She was committed for treatment six years before, she had been evaluated and evaluated and counseled....and she just would NOT give up her story!  Committed in her late 30's, she was now middle aged.
The baffling thing was that she showed no other signs of mental illness, and test as they could, no expert could find one other inkling of anything wrong.
Still and all, if you are going to hear voices, you are NOT going to be discharged.

I was on the look-out for Candice. She didn't hang around her sleeping cot, but trolled the grounds which were, as previously mentioned, 350 acres of woodlands, paths, meadows, and some fenced off areas marked unaccessible.
Image result for images of benches under autumn trees

Eventually our paths crossed and I, being extremely curious, struck up a conversation, “May I walk with you?"
She told me all. How sane she is. How they want her to lie to get out. How she can't do that. She hears voices. Not disturbing voices, but she doesn't know where they come from and she thinks they should help her find out where the voices are coming from.

Candice took me up to the top of a considerable knoll overlooking the paths. “I hear the voices better up here”, she said. “It's like I am an antenna.”

Candice proved to be gracious, mannerly, intelligent and very well dressed and groomed. She knew she did not belong in an asylum, but when you hear voices......well...

I knew Candice wasn't crazy. But I also didn't know how anybody could escape from Central State.  (It was easy to "escape", but the local police were handy at returning any escapee!)

There was rumored to be a cemetery there on the grounds, but I never discovered it.

Candice didn't seem unhappy, strolling through nature, so maybe an asylum can be an ok place if your mental health is good and you spend more time in nature than listening to psychiatrists and staff.

Candice taught me one of the greatest lessons in life: NEVER CLAIM YOU ARE SANE.
It just does not work.
 Always say, “Well....I know I'm not completely sane......but no, I don't hear voices.”
Lie if you must.

Honesty is never the path out of a lunatic asylum!
That being because we are all lunatics!

Do not tell anybody you are sane!  There is nobody sane to hear you!

To get out of the asylum, pretend to be a lighter shade of gray, a little less insane than you are. That might work.

Some time ago I read that some people pick up radio transmissions through their teeth fillings!
I immediately thought of Candice.
Nobody was talking about that possibility at Central State when Candice needed help finding out where the voices came from and why she was an antenna.

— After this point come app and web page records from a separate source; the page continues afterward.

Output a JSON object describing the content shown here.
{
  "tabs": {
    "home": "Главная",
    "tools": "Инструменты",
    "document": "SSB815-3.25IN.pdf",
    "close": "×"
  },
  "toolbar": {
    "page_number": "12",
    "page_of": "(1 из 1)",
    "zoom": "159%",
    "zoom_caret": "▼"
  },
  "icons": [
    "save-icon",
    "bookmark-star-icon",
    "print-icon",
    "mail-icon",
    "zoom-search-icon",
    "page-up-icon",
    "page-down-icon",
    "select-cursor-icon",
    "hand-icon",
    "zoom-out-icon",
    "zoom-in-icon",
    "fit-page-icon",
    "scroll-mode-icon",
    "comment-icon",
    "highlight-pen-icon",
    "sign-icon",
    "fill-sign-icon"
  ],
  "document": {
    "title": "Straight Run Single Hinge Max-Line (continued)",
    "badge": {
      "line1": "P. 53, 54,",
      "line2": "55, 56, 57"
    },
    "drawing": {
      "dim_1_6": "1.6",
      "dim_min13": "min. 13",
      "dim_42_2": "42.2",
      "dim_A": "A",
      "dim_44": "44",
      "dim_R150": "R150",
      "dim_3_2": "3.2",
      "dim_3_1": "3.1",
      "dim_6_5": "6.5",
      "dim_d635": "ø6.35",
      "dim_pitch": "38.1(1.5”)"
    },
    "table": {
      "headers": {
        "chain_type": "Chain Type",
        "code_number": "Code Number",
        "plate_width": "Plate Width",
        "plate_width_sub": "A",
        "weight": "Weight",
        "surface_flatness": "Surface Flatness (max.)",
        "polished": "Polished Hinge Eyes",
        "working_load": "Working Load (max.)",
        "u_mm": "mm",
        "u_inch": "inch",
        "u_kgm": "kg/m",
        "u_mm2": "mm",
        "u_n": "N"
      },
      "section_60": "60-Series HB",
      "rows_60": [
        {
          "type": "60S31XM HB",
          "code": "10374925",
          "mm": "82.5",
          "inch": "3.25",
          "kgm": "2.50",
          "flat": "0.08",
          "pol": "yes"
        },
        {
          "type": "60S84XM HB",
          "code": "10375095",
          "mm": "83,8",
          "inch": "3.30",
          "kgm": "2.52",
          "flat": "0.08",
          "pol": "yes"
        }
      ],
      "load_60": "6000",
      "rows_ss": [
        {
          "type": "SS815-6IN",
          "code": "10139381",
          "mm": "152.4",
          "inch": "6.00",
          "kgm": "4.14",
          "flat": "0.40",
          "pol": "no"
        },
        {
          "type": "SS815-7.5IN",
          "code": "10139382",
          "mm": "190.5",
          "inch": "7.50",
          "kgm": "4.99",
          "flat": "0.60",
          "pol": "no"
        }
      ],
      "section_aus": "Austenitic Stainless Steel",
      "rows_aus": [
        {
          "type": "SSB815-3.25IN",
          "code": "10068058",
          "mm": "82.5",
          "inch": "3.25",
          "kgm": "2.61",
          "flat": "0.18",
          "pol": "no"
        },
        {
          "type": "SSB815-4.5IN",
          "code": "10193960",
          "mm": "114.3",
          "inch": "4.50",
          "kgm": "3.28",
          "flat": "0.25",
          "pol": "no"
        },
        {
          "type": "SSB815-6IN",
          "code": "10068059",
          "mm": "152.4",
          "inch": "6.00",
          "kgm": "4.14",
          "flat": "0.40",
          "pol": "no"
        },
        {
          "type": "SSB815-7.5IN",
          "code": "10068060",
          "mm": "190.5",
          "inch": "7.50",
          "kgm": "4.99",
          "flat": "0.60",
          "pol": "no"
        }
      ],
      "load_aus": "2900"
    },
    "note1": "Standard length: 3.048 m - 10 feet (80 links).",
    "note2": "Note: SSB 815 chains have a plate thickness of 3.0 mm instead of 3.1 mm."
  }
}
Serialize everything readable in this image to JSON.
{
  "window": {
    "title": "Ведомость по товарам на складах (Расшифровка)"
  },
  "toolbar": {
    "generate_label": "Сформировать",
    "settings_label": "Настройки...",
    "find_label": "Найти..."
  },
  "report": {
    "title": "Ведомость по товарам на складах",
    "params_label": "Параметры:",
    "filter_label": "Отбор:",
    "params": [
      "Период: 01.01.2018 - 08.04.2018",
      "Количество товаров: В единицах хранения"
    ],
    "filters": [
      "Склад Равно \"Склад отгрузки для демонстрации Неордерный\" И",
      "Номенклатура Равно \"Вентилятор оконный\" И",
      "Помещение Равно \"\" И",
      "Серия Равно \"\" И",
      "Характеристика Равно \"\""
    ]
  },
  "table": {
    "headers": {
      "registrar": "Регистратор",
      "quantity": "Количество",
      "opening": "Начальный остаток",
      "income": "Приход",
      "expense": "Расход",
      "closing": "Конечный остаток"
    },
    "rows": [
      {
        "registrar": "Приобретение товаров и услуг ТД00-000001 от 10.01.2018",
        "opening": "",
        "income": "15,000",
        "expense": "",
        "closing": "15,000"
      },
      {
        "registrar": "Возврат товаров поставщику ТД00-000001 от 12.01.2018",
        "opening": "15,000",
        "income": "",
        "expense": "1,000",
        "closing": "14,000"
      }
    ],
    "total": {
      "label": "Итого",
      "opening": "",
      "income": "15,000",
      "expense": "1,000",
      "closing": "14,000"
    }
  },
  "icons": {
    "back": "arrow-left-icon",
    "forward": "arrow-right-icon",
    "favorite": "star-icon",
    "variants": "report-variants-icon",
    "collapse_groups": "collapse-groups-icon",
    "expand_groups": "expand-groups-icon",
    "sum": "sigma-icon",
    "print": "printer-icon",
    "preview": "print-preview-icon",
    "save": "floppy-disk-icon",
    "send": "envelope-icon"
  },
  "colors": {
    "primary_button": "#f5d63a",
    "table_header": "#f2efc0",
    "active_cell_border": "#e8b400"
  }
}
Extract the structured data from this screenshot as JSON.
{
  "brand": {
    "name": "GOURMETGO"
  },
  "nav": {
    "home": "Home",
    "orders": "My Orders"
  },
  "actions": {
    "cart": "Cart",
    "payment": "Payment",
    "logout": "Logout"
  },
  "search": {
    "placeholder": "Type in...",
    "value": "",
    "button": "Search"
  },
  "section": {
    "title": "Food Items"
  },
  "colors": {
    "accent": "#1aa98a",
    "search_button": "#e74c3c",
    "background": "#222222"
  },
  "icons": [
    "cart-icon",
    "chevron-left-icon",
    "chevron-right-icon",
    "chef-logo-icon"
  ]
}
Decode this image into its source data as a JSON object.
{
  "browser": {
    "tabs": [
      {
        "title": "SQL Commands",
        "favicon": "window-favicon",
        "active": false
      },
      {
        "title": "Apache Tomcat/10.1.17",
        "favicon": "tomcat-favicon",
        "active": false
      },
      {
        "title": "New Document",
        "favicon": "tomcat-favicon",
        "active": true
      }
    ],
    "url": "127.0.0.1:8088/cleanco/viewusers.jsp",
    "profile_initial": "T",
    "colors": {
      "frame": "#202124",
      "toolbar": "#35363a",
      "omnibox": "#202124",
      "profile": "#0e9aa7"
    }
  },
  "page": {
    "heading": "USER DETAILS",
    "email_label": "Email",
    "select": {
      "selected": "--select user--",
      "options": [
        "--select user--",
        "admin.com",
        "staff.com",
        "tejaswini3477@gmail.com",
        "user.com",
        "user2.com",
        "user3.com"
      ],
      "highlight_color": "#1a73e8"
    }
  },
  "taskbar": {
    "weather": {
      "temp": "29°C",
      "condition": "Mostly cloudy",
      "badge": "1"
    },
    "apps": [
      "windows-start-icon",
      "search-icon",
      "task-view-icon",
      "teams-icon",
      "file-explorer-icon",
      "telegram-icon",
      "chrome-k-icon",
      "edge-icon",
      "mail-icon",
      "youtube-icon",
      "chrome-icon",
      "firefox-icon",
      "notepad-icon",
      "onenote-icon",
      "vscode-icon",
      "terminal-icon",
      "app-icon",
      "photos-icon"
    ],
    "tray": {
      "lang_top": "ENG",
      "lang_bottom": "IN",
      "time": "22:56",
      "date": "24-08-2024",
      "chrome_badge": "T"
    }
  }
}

Of all the sick people on earth, I think I feel sorriest for the people with significant mental illness.
Not only do they suffer, but it IS true that society pretty much mistreats or abandons them.
'Tis human fortune's happiest height to be
a spirit, melodious, lucid, poised and whole.
Second in order of felicity,
to walk with such a soul.   
                                                                           Sir William Watson


The only thing worse on earth than being a lunatic,
is being married to one.

Shades of gray, people.
 Shades of gray.

Perhaps your nurse,
perhaps your patient,
I remain grateful for your visit.